2016 Annual Assessment

Annual Assessment 2016

Dr. Shlomo Fischer

Avinoam Bar-Yosef, Susanne Cohen-Weisz, Rémi Daniel, Chaya Ekstein, Dan Feferman, Avi Gil, Inbal Hakman, Michael Herzog, Simon Luxemburg, David Landes, Dov Maimon, Steven Popper, Uzi Rebhun, Shmuel Rosner, John Ruskay, Noah Slepkov, Shalom Solomon Wald, Einat Wilf

Barry Geltman
Rami Tal

2016 Annual Assessment

In January 2016, the findings of two in-depth studies of French Jews’ desire to immigrate to Israel were published. One study was conducted by the survey institute IFOP, the other by a competing firm, IPSOS.4 Although they used different methodologies, both studies indicate that many French Jews feel threatened in the country of their birth and are seriously thinking about leaving. Of the half-million Jews currently living in France, 40 percent are considering the possibility of moving to Israel.5

Based on these survey findings, the Aliyah slowdown does not necessarily indicate that the pool of French Jewish Aliyah candidates has “dried up” or that interest in immigration has lessened. Rather, it likely indicates the existence of delaying factors that have yet to be addressed.
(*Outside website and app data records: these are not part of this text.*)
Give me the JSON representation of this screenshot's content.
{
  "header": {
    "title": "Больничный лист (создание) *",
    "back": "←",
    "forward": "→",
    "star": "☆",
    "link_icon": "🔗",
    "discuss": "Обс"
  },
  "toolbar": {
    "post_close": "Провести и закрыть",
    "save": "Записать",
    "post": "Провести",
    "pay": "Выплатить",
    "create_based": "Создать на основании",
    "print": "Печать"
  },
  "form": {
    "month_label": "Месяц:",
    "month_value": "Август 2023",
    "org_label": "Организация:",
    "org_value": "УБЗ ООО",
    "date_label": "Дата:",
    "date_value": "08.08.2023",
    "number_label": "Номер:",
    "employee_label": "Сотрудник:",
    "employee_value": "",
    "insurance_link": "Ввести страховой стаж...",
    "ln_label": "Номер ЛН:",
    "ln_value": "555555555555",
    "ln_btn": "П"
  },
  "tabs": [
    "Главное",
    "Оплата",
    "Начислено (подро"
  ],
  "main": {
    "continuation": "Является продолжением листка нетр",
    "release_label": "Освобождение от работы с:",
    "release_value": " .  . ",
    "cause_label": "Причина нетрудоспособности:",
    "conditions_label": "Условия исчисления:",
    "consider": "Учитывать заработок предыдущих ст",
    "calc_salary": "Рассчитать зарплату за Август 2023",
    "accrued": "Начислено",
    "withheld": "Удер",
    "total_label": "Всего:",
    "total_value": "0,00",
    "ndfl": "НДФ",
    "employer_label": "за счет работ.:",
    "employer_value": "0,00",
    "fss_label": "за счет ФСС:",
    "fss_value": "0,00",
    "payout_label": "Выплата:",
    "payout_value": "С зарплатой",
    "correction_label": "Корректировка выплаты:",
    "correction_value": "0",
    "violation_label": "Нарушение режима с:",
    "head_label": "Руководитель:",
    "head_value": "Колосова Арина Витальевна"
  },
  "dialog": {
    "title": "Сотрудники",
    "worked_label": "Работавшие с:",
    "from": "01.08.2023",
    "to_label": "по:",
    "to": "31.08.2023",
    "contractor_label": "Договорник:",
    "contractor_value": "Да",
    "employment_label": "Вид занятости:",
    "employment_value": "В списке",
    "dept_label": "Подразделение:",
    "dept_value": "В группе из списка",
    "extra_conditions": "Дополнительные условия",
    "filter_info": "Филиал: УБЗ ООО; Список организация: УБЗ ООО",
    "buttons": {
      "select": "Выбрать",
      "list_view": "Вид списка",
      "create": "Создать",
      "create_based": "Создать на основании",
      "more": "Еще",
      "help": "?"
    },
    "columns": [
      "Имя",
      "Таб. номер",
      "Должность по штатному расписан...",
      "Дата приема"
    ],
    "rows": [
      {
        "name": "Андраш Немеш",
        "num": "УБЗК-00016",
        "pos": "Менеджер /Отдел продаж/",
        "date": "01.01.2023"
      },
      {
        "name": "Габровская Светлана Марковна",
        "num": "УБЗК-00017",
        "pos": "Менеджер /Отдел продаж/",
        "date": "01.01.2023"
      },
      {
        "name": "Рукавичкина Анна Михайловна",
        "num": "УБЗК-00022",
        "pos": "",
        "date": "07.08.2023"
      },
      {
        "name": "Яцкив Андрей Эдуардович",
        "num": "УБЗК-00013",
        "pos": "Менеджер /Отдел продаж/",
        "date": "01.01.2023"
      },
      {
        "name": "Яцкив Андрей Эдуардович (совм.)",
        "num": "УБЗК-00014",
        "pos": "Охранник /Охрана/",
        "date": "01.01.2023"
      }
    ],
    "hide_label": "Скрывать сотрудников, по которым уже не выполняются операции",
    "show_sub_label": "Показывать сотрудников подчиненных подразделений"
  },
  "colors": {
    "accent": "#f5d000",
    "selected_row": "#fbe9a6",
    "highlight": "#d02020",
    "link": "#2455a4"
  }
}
If this is the case, then actualizing the untapped French Aliyah potential will require efforts of a different kind, suited to the challenges of this new target population.